For some lectures - especially those once-a-week, three-to-four-hour marathons - I am known to show up as much as two hours early if the room is empty. I find the quiet time an excellent way to focus on lecture preparation, and something about the classroom environment sharpens my attention to the upcoming lecture.

Perhaps this is akin to an athlete arriving at a stadium, or a politician arriving at the venue where a speech will be given. The military uses the phrase "it's go time" to describe the no-nonsense moment where preparation meets action, and though a college history lecture is hardly equivalent to a soldier entering combat, "go time" for me begins when I walk into the classroom.

Except on days when some fellow instructor camps out after a previous class, and my pre-lecture ritual falls by the wayside. Such was the case yesterday, when I walked into "my" room 90 minutes early and another lecturer was using "my" classroom's computer.

As luck would have it, I left my laptop at home, and I had to find a backup work station in the noisy student computer lab to finish my lecture prep.

Had I been born twenty years later, professionals might have slapped a label on me, such as obsessive–compulsive personality disorder, Asperger syndrome, or ergophobia. However, I prefer to simply sum this up as being a slave to my routines, and on most days this desire to make sure the classroom is close to perfection before the lecture starts does not interfere with my life.

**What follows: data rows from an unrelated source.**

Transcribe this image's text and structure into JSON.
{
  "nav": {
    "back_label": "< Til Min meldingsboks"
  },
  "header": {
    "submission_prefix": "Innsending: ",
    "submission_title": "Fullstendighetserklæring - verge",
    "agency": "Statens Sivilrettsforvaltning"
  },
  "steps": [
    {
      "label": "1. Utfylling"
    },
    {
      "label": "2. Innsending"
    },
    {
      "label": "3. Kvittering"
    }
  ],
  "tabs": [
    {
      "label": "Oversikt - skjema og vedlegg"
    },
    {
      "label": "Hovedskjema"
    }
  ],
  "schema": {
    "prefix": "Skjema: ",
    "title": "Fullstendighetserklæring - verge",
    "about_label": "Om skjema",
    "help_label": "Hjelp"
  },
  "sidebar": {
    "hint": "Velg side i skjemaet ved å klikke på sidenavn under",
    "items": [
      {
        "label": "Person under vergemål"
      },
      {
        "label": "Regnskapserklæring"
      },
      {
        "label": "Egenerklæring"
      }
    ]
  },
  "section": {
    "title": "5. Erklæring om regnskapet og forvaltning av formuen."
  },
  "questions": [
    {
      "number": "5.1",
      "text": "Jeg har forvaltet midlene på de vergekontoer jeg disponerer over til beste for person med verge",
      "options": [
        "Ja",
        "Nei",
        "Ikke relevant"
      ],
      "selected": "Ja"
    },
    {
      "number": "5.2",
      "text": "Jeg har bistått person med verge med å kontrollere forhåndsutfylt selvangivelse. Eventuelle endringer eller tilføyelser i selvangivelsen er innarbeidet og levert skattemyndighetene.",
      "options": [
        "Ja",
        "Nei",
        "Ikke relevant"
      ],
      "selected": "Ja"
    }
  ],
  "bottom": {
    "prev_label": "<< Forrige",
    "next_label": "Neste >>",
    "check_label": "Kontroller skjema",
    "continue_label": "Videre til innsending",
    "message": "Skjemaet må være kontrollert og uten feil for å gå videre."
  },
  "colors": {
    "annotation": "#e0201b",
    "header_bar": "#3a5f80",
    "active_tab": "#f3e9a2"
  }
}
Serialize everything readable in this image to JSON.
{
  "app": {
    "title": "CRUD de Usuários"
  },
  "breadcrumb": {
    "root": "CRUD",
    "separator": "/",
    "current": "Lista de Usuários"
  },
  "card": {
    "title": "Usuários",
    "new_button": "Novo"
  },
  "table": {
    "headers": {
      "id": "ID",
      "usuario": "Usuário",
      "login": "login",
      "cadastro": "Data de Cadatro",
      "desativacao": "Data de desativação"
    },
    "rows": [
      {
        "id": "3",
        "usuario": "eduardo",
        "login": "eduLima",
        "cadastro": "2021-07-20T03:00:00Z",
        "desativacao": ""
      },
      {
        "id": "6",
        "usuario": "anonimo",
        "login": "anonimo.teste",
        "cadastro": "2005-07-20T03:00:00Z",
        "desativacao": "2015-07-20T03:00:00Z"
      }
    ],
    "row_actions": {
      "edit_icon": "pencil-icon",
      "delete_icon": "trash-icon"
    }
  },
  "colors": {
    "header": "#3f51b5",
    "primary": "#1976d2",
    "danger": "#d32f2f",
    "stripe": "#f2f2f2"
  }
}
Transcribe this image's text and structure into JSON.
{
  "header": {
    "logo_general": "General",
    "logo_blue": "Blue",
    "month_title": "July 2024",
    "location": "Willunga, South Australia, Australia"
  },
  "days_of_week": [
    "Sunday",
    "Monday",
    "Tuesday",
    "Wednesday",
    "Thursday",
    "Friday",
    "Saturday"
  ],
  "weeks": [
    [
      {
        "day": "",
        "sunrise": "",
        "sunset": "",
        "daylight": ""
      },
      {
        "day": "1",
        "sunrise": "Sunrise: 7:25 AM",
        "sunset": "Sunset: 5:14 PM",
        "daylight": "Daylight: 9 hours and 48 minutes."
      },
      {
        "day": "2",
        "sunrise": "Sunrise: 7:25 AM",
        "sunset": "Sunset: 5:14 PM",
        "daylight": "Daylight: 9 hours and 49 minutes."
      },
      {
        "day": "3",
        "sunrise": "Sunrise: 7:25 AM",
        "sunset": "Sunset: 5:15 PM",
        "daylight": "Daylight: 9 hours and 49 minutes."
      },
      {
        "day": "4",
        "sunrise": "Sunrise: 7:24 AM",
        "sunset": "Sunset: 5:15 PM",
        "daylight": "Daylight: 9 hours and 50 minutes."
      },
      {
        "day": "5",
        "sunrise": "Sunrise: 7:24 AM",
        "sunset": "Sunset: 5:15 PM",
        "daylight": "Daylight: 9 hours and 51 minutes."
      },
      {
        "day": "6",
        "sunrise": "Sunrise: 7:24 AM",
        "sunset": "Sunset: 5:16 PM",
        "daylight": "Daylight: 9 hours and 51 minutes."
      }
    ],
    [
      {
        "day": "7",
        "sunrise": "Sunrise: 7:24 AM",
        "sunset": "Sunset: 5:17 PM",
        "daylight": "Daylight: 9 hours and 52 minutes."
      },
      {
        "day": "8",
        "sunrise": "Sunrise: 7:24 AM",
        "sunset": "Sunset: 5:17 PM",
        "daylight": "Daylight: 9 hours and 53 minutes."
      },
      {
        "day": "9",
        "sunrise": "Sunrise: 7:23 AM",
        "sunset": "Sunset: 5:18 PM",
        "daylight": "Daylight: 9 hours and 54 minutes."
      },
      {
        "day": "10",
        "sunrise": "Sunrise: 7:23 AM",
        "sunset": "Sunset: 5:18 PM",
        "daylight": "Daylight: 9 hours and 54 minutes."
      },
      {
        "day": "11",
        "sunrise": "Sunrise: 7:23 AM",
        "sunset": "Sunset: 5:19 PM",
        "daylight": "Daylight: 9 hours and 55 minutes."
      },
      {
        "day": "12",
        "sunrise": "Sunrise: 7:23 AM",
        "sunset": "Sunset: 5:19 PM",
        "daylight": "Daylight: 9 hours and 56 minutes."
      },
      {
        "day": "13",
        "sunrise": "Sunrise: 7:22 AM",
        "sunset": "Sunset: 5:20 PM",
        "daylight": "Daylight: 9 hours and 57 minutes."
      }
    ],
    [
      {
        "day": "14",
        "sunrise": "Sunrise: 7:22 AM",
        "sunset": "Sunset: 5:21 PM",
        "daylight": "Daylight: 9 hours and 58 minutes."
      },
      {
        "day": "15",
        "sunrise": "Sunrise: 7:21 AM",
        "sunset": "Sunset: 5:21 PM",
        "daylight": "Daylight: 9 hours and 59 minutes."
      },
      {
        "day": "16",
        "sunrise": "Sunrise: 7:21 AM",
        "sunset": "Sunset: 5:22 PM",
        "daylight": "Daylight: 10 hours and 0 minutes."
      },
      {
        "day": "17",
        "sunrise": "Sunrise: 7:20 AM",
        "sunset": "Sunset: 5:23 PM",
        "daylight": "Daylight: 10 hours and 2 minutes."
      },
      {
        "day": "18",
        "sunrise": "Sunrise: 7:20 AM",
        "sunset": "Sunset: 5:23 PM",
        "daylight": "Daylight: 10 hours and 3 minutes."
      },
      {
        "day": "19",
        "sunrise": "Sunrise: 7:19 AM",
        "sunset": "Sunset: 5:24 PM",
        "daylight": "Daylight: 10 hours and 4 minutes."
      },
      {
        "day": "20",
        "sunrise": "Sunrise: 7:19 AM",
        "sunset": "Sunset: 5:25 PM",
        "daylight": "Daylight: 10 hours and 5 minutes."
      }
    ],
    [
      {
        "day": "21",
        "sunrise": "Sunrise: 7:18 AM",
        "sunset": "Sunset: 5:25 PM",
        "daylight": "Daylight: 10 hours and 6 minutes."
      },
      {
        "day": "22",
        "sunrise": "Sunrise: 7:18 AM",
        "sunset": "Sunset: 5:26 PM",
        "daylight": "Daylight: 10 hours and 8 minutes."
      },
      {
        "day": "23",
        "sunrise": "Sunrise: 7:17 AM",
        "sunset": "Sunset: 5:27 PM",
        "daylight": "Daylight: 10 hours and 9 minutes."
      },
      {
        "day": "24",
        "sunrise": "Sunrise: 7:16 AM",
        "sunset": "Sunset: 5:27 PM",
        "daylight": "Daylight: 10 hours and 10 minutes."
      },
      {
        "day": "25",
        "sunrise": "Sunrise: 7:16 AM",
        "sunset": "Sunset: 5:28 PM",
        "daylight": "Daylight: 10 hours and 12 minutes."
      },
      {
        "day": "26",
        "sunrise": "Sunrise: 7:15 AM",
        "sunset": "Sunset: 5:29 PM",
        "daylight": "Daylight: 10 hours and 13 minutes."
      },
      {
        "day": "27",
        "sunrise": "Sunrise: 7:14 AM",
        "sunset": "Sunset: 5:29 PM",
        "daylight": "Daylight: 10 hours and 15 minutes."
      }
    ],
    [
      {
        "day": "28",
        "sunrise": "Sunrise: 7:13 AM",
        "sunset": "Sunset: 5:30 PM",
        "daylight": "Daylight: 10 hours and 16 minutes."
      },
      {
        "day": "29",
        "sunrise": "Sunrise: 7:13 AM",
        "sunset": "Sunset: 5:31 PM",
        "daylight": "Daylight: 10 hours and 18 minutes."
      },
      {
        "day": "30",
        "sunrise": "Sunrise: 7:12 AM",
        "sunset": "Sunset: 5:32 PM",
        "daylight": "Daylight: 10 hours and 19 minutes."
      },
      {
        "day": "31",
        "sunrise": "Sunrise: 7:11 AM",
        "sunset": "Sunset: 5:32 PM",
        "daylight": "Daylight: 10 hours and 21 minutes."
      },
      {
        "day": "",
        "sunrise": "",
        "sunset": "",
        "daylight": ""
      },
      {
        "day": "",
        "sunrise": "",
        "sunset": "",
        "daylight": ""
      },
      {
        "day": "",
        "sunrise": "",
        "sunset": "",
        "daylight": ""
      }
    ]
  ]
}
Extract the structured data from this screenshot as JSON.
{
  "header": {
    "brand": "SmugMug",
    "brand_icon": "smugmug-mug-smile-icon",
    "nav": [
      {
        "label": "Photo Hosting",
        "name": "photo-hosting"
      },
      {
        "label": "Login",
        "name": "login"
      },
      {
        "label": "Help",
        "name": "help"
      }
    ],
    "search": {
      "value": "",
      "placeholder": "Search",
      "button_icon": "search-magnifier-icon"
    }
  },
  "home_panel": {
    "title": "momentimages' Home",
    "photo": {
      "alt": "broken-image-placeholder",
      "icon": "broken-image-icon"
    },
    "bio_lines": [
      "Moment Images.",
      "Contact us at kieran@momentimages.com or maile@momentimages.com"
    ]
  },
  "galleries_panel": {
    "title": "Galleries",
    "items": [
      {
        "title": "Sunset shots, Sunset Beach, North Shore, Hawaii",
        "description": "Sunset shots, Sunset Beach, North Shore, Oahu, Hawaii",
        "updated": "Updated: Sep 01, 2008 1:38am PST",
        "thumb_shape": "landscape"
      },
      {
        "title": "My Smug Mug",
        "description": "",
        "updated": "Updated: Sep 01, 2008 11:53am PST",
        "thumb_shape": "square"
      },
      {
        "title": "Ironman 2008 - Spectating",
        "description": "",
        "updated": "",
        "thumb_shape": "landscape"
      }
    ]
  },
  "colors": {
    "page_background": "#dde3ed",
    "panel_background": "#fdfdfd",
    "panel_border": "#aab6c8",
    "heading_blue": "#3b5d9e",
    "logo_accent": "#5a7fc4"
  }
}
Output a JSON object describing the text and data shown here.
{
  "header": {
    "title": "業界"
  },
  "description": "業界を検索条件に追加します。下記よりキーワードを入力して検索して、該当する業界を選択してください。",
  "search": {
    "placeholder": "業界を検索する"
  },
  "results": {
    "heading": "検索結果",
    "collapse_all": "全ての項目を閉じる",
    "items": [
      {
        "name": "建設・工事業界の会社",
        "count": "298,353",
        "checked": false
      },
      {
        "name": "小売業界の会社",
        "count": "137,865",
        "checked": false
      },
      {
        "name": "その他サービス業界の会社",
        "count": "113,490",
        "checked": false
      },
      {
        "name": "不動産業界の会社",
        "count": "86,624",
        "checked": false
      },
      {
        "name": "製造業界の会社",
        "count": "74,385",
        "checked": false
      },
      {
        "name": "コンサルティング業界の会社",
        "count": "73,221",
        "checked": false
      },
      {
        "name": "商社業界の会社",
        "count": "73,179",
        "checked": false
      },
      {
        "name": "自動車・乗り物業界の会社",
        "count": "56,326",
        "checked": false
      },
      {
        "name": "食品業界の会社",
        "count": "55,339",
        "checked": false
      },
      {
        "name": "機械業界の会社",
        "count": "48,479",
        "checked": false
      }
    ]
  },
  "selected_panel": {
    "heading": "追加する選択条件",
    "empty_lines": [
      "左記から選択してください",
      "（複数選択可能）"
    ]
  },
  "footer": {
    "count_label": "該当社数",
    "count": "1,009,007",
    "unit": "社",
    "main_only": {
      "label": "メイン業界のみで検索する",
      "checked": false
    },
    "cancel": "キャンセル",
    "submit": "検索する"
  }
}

After 15 minutes of being denied access to "my" room, I began to get fidgety. Peeking in the classroom, I noticed the other instructor was still ensconced at the computer, and I began to imagine that the person was wasting time on Second Life or instant messaging. This, of course, was my own projection of irritation onto the classroom interloper, who likely was engaged in legitimate computer use.

Finally my perceived adversary removed his belongings, smiled at me on the way out, and I sheepishly reclaimed my routine. There was still 30 minutes before even the earliest student would arrive, and I could have given my Cold War lecture without any preparation, as I have delivered it many times, but my slavish devotion to routine had to be followed for the lecture to be a "success," at least in my head.

I am sure the students noticed nothing amiss, and truth be told, I caught oratorical fire in the second hour in debunking some notions about the fall of the Soviet Union. Still, I could have been on par with Cicero yesterday if only I had those 30 minutes back...

3 comments:

Tim Higgins said...

Michael,

The joys of preparation and routine are not to be taken lightly. If an athelete can show up early to "get his head in the game" why not a preparer of young minds.

If only more took such pains ...

Anonymous said...

Some obsessive rituals are a virtue, which you should not deny yourself or your lucky students. Although it is a tautology, you prove that virtue is its own reward.

Mad Jack said...

From HistoryMike: Finally my perceived adversary removed his belongings, smiled at me on the way out...Or, more accurately: Finally the educational roadblock yielded to his 'inner Caliban', collected his bric-a-brac and removed both his person and his offensive odor from my classroom, giving me a condescending yet vapid smile on his way out.